-- INPUT RECORDS follows --

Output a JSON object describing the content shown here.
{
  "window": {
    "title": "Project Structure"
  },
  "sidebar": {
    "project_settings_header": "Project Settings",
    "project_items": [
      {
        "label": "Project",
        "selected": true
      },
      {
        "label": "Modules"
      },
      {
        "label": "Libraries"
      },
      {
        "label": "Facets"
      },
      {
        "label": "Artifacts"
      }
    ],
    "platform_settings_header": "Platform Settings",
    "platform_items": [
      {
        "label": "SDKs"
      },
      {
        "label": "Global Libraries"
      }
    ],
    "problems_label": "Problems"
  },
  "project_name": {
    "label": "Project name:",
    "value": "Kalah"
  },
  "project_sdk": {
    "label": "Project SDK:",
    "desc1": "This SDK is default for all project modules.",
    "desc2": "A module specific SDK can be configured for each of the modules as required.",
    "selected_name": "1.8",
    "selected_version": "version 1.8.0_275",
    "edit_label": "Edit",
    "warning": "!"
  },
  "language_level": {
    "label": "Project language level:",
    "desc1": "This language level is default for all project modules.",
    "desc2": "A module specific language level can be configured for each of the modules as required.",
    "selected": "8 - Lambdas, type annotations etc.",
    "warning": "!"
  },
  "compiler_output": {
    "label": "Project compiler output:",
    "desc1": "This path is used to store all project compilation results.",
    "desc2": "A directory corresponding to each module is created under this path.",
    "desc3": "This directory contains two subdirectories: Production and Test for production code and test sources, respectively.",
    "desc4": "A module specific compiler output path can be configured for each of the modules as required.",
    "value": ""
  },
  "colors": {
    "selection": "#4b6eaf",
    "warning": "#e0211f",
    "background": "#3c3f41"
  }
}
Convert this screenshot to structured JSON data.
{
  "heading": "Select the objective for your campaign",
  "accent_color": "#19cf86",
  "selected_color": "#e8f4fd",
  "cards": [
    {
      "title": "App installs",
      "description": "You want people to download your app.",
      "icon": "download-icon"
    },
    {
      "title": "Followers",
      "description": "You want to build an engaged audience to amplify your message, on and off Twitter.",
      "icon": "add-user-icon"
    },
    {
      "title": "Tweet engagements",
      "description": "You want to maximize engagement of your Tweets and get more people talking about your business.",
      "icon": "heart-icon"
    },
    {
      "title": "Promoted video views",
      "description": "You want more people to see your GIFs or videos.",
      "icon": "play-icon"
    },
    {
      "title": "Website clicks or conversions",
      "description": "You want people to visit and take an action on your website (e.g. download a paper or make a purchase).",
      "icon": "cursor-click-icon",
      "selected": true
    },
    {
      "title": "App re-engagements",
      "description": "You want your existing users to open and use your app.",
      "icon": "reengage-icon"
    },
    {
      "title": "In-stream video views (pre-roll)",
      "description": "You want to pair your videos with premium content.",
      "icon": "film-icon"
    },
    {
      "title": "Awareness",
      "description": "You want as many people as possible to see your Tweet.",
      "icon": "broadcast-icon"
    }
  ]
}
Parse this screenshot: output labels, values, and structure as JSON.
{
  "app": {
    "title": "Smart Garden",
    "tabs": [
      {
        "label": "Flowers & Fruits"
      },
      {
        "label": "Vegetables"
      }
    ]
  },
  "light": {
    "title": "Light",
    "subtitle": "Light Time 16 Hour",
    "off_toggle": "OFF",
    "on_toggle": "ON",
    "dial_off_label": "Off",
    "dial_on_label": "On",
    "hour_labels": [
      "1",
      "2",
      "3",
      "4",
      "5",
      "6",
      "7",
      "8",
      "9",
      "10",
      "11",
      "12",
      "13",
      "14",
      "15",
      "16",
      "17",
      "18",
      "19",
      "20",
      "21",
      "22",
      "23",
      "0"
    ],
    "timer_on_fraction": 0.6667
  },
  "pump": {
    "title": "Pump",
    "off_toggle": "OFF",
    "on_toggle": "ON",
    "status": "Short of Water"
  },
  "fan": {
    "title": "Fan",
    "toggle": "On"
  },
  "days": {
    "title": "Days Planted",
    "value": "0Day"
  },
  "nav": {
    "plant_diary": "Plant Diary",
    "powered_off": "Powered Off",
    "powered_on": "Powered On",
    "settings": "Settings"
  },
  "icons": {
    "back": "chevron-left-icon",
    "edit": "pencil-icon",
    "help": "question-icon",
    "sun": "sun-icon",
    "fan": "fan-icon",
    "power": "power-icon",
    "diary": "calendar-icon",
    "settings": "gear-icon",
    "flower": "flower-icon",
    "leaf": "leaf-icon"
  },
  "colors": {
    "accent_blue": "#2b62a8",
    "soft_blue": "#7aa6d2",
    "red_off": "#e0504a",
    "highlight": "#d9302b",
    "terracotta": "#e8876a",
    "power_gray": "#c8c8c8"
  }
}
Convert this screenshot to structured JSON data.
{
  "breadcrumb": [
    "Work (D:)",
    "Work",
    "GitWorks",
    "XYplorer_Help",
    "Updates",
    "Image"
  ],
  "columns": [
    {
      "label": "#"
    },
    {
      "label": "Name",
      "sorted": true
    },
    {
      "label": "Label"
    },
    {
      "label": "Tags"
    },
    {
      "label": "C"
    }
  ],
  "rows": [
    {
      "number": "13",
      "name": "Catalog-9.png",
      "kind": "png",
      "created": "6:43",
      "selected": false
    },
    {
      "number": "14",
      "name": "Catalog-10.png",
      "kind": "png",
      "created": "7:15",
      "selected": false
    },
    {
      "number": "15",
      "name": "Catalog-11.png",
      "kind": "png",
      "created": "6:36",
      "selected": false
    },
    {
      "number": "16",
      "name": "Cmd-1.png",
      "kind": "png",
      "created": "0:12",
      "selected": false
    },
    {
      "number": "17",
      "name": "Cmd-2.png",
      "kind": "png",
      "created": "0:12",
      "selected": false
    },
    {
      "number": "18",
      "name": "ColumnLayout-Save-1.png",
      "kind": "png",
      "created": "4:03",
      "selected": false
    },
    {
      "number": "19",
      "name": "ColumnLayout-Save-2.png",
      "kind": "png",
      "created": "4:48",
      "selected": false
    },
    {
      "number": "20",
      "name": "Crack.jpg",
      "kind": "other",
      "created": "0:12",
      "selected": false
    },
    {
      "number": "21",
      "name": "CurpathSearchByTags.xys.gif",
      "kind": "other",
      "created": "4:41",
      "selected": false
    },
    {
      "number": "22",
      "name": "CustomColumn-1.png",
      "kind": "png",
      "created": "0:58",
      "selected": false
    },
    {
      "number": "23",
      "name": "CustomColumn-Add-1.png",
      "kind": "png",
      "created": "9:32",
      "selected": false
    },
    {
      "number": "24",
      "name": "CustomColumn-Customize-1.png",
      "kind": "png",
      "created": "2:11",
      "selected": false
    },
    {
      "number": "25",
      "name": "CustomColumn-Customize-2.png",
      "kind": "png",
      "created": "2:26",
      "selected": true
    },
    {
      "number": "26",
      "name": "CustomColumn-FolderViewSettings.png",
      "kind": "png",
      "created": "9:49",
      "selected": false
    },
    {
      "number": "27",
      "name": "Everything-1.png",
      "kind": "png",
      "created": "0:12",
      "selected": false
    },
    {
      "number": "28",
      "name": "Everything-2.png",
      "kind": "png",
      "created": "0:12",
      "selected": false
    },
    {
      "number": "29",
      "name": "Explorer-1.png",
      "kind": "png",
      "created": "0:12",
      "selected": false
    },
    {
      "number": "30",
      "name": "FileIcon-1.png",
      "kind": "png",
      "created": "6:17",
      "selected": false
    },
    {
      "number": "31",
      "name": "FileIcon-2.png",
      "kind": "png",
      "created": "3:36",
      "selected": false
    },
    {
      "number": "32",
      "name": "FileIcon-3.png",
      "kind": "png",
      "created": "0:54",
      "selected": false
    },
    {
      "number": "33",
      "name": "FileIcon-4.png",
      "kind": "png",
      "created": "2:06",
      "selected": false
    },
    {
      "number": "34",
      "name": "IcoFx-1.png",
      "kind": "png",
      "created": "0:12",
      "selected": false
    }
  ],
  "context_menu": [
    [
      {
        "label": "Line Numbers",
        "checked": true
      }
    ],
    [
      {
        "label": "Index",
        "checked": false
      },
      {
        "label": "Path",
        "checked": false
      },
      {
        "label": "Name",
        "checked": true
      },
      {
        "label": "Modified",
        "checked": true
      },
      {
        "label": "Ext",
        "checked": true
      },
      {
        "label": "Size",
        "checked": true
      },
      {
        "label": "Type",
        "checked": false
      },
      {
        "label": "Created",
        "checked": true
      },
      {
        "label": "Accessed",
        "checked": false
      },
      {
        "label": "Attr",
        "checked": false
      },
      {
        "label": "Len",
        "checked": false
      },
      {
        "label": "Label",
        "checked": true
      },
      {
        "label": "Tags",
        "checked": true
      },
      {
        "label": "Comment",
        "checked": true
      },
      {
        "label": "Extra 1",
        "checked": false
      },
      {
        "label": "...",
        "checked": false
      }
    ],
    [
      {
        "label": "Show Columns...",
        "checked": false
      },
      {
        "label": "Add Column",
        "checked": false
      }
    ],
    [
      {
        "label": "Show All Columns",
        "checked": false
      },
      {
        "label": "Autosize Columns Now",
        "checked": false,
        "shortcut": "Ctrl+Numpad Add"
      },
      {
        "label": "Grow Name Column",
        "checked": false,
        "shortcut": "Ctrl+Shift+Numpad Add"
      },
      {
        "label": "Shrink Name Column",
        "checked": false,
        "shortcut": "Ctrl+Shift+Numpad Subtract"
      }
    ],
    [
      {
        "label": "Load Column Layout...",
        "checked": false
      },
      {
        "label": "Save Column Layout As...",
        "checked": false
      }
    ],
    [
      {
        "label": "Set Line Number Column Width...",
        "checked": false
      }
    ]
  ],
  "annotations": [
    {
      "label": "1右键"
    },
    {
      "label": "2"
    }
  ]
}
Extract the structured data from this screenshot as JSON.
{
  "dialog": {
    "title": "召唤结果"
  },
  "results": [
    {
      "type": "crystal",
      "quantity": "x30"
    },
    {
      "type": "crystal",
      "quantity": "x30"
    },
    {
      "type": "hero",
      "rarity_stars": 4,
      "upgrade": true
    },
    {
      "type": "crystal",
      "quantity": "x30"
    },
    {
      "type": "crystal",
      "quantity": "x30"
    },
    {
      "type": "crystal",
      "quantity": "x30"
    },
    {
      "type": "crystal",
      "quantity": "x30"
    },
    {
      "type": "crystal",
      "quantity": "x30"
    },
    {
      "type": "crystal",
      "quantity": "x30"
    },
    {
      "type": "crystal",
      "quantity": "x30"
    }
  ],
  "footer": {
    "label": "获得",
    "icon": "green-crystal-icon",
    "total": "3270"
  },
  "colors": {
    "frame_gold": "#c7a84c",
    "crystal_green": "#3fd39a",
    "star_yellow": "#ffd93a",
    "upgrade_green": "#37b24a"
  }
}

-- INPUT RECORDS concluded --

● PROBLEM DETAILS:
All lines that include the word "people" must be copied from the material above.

● YOUR RESPONSE:
      "description": "You want people to download your app.",
      "description": "You want to maximize engagement of your Tweets and get more people talking about your business.",
      "description": "You want more people to see your GIFs or videos.",
      "description": "You want people to visit and take an action on your website (e.g. download a paper or make a purchase).",
      "description": "You want as many people as possible to see your Tweet.",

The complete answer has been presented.